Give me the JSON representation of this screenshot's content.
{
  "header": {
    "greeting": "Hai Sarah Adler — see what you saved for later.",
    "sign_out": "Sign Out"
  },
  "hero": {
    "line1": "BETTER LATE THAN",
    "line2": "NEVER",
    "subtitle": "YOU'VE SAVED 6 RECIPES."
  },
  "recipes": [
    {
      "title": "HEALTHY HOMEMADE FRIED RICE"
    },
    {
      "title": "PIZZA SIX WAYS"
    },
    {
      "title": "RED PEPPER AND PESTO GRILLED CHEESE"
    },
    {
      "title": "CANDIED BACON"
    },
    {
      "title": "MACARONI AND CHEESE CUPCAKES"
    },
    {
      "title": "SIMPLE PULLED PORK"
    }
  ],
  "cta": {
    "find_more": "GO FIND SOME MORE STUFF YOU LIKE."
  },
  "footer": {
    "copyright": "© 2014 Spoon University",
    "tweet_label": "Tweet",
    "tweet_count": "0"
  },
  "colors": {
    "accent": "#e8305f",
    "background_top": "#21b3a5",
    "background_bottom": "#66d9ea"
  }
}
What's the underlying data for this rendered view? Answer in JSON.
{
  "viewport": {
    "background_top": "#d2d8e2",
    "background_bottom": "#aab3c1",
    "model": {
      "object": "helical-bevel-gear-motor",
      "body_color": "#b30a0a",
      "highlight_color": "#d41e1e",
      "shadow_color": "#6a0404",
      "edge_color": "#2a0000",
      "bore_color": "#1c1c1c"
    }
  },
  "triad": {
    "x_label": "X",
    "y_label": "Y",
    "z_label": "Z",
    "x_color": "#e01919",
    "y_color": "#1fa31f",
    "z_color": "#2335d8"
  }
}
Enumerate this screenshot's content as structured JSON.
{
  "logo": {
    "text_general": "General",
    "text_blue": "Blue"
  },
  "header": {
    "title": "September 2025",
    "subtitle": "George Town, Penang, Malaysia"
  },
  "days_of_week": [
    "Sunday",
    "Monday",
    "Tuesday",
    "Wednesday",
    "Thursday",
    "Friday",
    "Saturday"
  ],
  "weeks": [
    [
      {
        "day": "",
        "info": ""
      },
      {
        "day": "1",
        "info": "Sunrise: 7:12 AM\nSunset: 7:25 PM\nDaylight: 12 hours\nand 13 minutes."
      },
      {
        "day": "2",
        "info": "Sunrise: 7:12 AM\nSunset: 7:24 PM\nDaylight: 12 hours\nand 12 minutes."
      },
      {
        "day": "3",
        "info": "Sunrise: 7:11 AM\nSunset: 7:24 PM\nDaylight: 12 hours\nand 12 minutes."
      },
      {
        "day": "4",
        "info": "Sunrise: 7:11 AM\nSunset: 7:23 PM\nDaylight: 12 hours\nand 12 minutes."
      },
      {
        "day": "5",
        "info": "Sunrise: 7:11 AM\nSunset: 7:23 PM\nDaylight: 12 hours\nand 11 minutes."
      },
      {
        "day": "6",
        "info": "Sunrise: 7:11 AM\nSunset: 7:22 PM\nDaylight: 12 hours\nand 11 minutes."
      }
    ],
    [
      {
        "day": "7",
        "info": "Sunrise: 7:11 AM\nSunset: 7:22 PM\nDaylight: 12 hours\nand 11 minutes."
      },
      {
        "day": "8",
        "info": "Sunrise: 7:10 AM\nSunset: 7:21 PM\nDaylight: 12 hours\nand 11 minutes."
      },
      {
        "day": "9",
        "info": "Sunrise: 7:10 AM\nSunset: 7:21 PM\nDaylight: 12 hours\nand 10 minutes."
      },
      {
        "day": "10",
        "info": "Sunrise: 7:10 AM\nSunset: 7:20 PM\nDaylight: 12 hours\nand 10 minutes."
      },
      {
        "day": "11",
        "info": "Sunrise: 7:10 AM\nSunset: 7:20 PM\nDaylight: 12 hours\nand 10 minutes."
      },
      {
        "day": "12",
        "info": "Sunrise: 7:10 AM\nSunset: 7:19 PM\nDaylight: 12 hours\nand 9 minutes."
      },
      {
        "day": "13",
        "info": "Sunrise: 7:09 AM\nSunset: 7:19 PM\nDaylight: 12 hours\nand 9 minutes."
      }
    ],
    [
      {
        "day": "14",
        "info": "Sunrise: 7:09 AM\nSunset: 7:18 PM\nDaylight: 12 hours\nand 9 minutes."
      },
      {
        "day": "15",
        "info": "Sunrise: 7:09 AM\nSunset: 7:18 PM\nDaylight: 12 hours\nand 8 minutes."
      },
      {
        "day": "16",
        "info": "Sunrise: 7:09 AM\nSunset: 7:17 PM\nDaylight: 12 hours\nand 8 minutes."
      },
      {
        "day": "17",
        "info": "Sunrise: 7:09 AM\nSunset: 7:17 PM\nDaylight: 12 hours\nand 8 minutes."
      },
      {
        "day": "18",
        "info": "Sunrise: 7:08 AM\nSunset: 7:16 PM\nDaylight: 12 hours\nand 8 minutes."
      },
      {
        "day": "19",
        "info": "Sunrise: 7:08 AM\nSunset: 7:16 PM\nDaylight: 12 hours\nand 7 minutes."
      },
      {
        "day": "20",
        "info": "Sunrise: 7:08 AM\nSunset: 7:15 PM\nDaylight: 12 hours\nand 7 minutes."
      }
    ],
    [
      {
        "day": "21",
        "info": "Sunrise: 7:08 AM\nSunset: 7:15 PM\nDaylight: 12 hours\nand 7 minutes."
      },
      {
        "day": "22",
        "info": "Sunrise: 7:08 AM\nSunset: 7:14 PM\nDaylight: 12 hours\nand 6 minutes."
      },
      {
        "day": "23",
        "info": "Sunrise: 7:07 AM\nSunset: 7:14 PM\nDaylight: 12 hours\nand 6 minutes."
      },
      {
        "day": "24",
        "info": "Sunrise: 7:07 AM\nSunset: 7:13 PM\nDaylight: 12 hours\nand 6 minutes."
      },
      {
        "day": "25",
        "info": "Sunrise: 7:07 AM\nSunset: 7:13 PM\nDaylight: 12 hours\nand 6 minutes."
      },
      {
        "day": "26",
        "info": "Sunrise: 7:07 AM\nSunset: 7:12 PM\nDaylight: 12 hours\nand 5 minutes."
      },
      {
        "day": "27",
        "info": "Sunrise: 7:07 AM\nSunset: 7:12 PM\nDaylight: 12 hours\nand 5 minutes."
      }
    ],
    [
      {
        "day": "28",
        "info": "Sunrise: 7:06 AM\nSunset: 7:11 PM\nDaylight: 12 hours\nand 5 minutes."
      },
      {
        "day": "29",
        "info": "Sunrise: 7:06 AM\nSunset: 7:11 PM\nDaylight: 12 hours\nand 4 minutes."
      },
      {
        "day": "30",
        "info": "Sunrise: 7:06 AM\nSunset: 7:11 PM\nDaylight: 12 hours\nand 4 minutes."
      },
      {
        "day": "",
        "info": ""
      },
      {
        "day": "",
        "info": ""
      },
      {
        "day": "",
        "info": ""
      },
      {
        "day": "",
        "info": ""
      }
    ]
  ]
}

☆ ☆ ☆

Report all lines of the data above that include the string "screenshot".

Give me the JSON representation of this screenshot's content.
Enumerate this screenshot's content as structured JSON.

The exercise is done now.